**WORK REQUEST**
Once the pictures are set aside, retype the remaining entries exactly.

★ ★ ★ ★ ★

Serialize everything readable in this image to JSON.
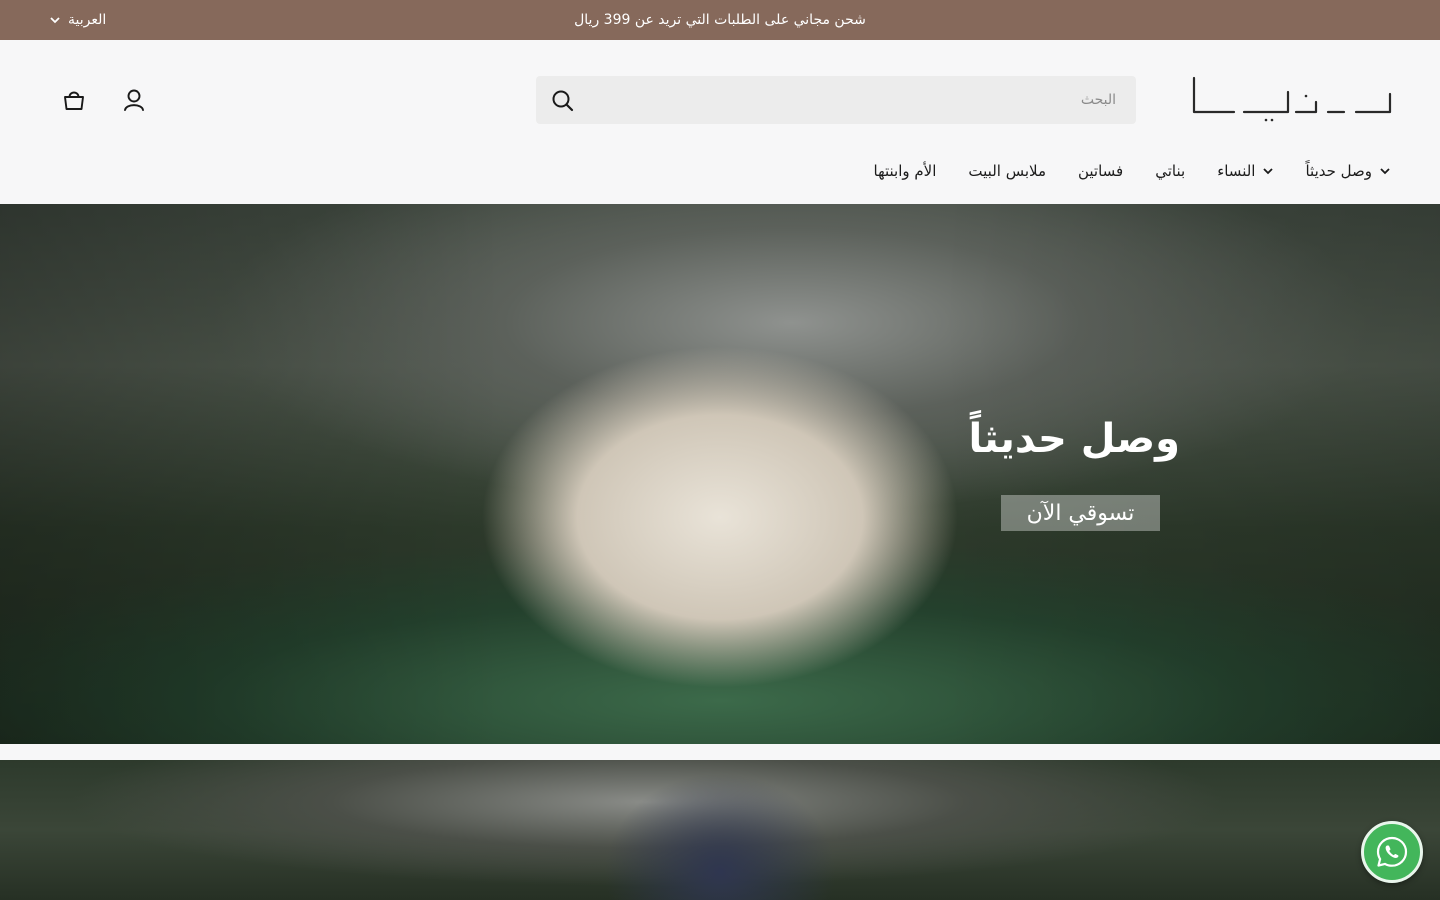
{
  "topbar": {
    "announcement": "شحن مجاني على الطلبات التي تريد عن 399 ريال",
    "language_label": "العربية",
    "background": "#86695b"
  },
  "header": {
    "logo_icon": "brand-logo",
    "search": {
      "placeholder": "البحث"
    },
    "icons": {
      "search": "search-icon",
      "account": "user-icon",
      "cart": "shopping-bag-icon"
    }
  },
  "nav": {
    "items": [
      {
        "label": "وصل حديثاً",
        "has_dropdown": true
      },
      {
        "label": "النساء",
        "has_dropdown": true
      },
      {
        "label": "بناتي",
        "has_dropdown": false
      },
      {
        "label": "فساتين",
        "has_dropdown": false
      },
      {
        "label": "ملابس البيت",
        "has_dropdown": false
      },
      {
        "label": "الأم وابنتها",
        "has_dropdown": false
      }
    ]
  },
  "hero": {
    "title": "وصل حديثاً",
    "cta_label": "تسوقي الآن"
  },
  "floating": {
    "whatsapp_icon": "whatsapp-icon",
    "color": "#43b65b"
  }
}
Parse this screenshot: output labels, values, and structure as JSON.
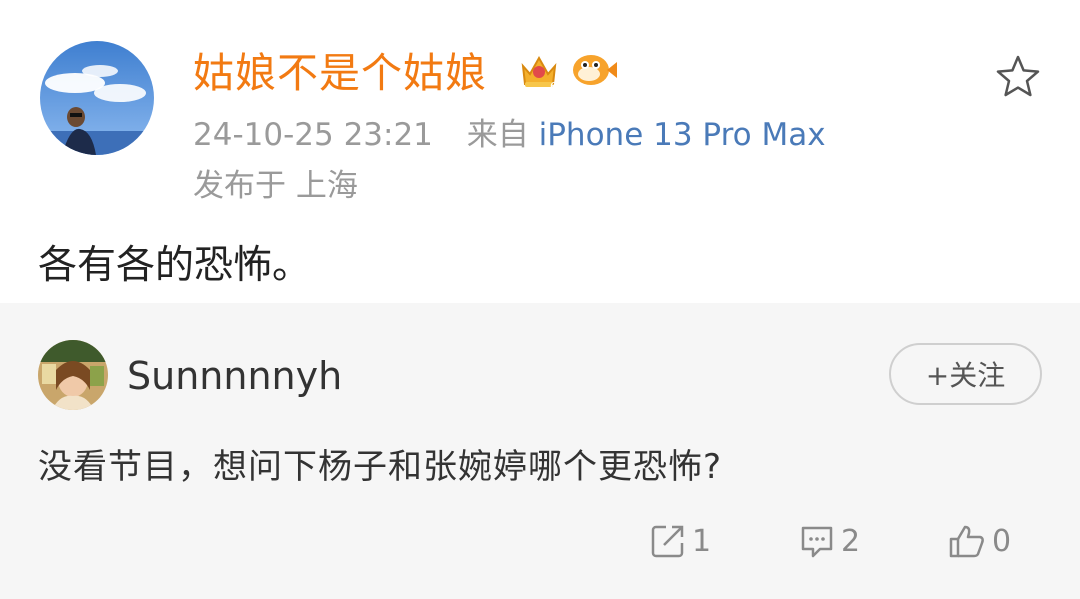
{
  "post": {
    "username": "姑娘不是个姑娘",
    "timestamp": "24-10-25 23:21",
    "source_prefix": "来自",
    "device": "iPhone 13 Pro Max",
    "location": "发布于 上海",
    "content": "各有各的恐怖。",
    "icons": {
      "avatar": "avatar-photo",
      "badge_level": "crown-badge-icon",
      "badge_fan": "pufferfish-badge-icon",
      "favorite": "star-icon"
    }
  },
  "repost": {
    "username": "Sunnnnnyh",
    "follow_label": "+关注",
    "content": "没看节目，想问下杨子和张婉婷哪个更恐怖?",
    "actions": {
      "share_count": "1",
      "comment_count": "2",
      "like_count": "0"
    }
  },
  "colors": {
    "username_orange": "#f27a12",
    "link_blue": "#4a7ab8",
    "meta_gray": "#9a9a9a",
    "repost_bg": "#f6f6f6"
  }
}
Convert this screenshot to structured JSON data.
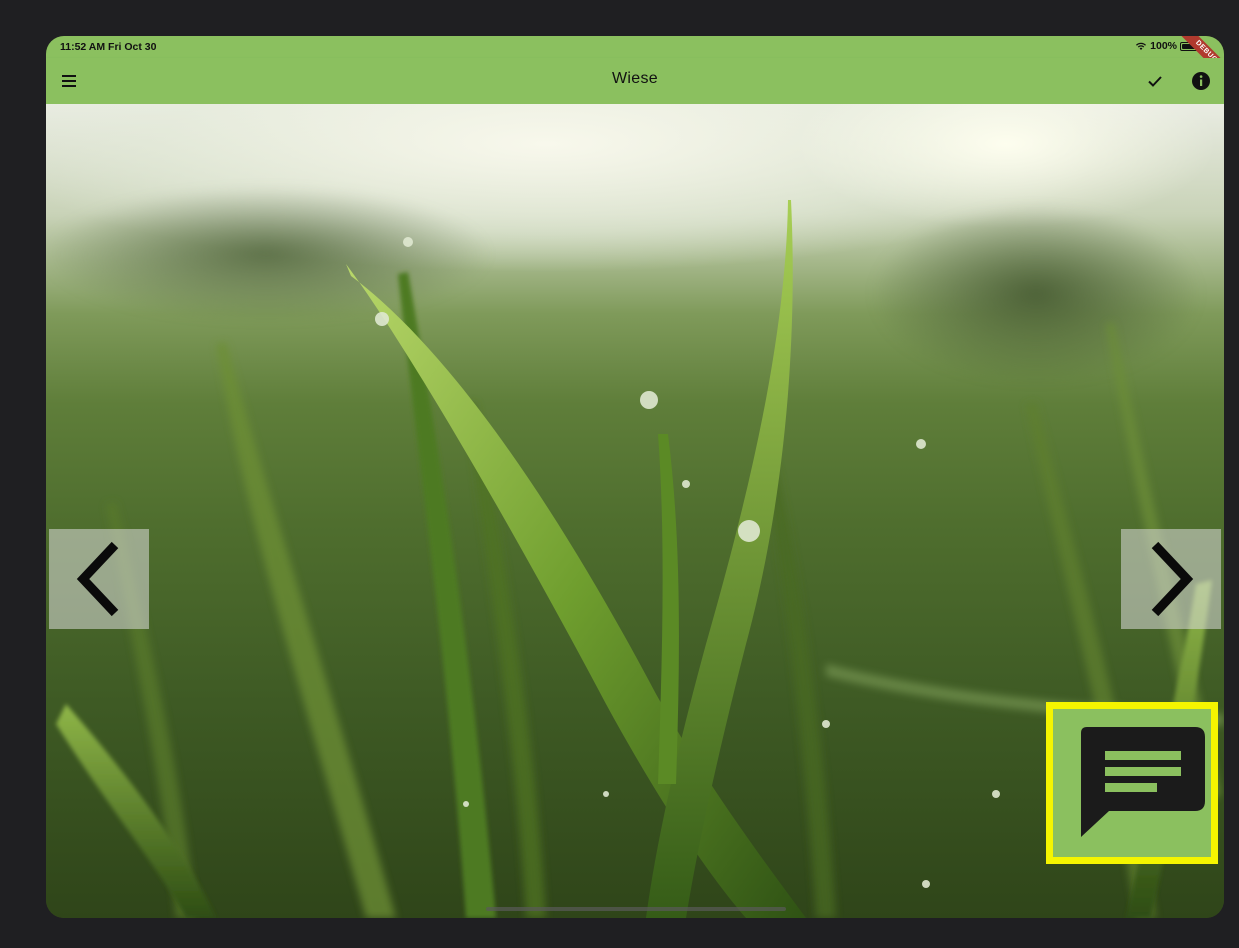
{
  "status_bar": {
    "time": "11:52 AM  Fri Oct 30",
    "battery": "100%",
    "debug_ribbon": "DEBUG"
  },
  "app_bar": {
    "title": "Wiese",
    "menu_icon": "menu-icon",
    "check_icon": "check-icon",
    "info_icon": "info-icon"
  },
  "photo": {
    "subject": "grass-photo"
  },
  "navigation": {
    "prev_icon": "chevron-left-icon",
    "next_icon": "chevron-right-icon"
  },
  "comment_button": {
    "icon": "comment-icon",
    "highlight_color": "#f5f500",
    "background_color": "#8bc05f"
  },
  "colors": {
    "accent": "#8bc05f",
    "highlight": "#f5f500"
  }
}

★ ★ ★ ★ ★

**EXERCISE RESPONSE**
Serialize everything readable in this image to JSON.
{
  "topbar": {
    "announcement": "شحن مجاني على الطلبات التي تريد عن 399 ريال",
    "language_label": "العربية",
    "background": "#86695b"
  },
  "header": {
    "logo_icon": "brand-logo",
    "search": {
      "placeholder": "البحث"
    },
    "icons": {
      "search": "search-icon",
      "account": "user-icon",
      "cart": "shopping-bag-icon"
    }
  },
  "nav": {
    "items": [
      {
        "label": "وصل حديثاً",
        "has_dropdown": true
      },
      {
        "label": "النساء",
        "has_dropdown": true
      },
      {
        "label": "بناتي",
        "has_dropdown": false
      },
      {
        "label": "فساتين",
        "has_dropdown": false
      },
      {
        "label": "ملابس البيت",
        "has_dropdown": false
      },
      {
        "label": "الأم وابنتها",
        "has_dropdown": false
      }
    ]
  },
  "hero": {
    "title": "وصل حديثاً",
    "cta_label": "تسوقي الآن"
  },
  "floating": {
    "whatsapp_icon": "whatsapp-icon",
    "color": "#43b65b"
  }
}
Parse this screenshot: output labels, values, and structure as JSON.
{
  "post": {
    "username": "姑娘不是个姑娘",
    "timestamp": "24-10-25 23:21",
    "source_prefix": "来自",
    "device": "iPhone 13 Pro Max",
    "location": "发布于 上海",
    "content": "各有各的恐怖。",
    "icons": {
      "avatar": "avatar-photo",
      "badge_level": "crown-badge-icon",
      "badge_fan": "pufferfish-badge-icon",
      "favorite": "star-icon"
    }
  },
  "repost": {
    "username": "Sunnnnnyh",
    "follow_label": "+关注",
    "content": "没看节目，想问下杨子和张婉婷哪个更恐怖?",
    "actions": {
      "share_count": "1",
      "comment_count": "2",
      "like_count": "0"
    }
  },
  "colors": {
    "username_orange": "#f27a12",
    "link_blue": "#4a7ab8",
    "meta_gray": "#9a9a9a",
    "repost_bg": "#f6f6f6"
  }
}
Convert this screenshot to structured JSON data.
{
  "status_bar": {
    "time": "11:52 AM  Fri Oct 30",
    "battery": "100%",
    "debug_ribbon": "DEBUG"
  },
  "app_bar": {
    "title": "Wiese",
    "menu_icon": "menu-icon",
    "check_icon": "check-icon",
    "info_icon": "info-icon"
  },
  "photo": {
    "subject": "grass-photo"
  },
  "navigation": {
    "prev_icon": "chevron-left-icon",
    "next_icon": "chevron-right-icon"
  },
  "comment_button": {
    "icon": "comment-icon",
    "highlight_color": "#f5f500",
    "background_color": "#8bc05f"
  },
  "colors": {
    "accent": "#8bc05f",
    "highlight": "#f5f500"
  }
}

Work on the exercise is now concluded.